Defendants argue Plaintiff's requested hourly rates for its attorneys are unreasonable since they "are not in line with those in the Sacramento region." (Opp'n 7:15.) Plaintiff responds arguing "a reasonable rate should reflect not only the market rates, but the skill and experience of the prevailing party's counsel." (Reply 3:5-6.) Plaintiff further argues "that the unique and complex trademark and franchise issues involved in this case required attorneys experienced in those areas and . . . attorneys with experience in franchise litigation are not present in the Sacramento market." Id. 3:7-8, 4:14.
"[I]n determining a reasonable hourly rate, the district court should be guided by the rate prevailing in the community for similar work performed by attorneys of comparable skill, experience, and reputation." Ingram v. Oroudjian, 647 F.3d 925, 928 (9th Cir. 2011) (quoting Chalmers v. City of L.A., 796 F.2d 1205, 1210-11 (9th Cir. 1986)). "[N]ormally the relevant legal community for determining the prevailing market rates for attorneys' fees is the community in which the forum is situated." Gates v. Rowland, 39 F.3d 1439, 1449 (9th Cir. 1994). "[T]he burden is on the fee applicant to produce satisfactory evidence-in addition to the attorney's own affidavits-that the requested rates are in line with those prevailing in the community for similar services by lawyers of reasonably comparable skill, experience and reputation." Blum v. Stenson, 465 U.S. 886, 895 n.11 (1984). "If the prevailing party fails to meet this standard, the fee request is reduced or excluded altogether." Schultz v. Ichimoto, No. 1:08-cv-526-OWW-SMS, 2010 WL 3504781, at *8 (E.D. Cal. Sept. 7, 2010).

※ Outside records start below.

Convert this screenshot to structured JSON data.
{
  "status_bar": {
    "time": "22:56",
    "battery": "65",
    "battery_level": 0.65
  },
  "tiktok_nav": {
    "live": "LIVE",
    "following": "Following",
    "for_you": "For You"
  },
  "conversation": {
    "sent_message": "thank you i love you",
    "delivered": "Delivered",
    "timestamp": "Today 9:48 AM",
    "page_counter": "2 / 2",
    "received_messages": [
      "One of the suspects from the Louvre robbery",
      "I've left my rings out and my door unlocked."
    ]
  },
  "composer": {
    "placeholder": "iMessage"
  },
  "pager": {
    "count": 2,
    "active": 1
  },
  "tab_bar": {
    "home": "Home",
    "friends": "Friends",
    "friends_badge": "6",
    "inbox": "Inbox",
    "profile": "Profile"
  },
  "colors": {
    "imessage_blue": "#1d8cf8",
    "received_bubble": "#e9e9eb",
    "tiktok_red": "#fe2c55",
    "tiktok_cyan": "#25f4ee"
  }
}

Plaintiff's requested rates for its attorneys' fees are supported solely by the affidavit of Plaintiff's counsel, Aimee Furness; however, she does not address the prevailing market rates in this community. Further, Plaintiff's conclusory arguments that this case was unique and complex do not satisfy Plaintiff's obligation of producing evidence of the rates charged by comparably skilled attorneys in this community for similar litigation services. Since Plaintiff has failed to satisfy its burden of showing that its hourly rates are reasonable and "in line with those prevailing in the community" Plaintiff's hourly rates will be reduced to a reasonable hourly rate. Blum, 465 U.S. at 895 n.11.
Defendants' counsel, Matthew Pearson, has provided a declaration in which he avers the prevailing market rates in the community for similar services are as follows:
Most attorneys with 8-10 years experience in the Sacramento region set their rates around $250.00 per hour for business or trademark litigation. . . . Generally, junior associate rates are between $100 and $75 per hour less than the partners in the same firm. . . . Paralegal rates are . . . generally $100 per hour or less in Sacramento. (Pearson Decl. ¶ 4, ECF No. 99.) The hourly rates in Pearson's declaration are within rate ranges previously found reasonable in this community, and are not controverted by Plaintiff. Therefore, Plaintiff's hourly rates shall be reduced to the following hourly rates: $250 for partners, $150 for associates, and $75 for paralegals.
Plaintiff also requests fees for the work of a "consultant". (Mot. 10:23-24.) However, Plaintiff has not explained what services the consultant provided, nor offered any support for these fees; therefore, the ...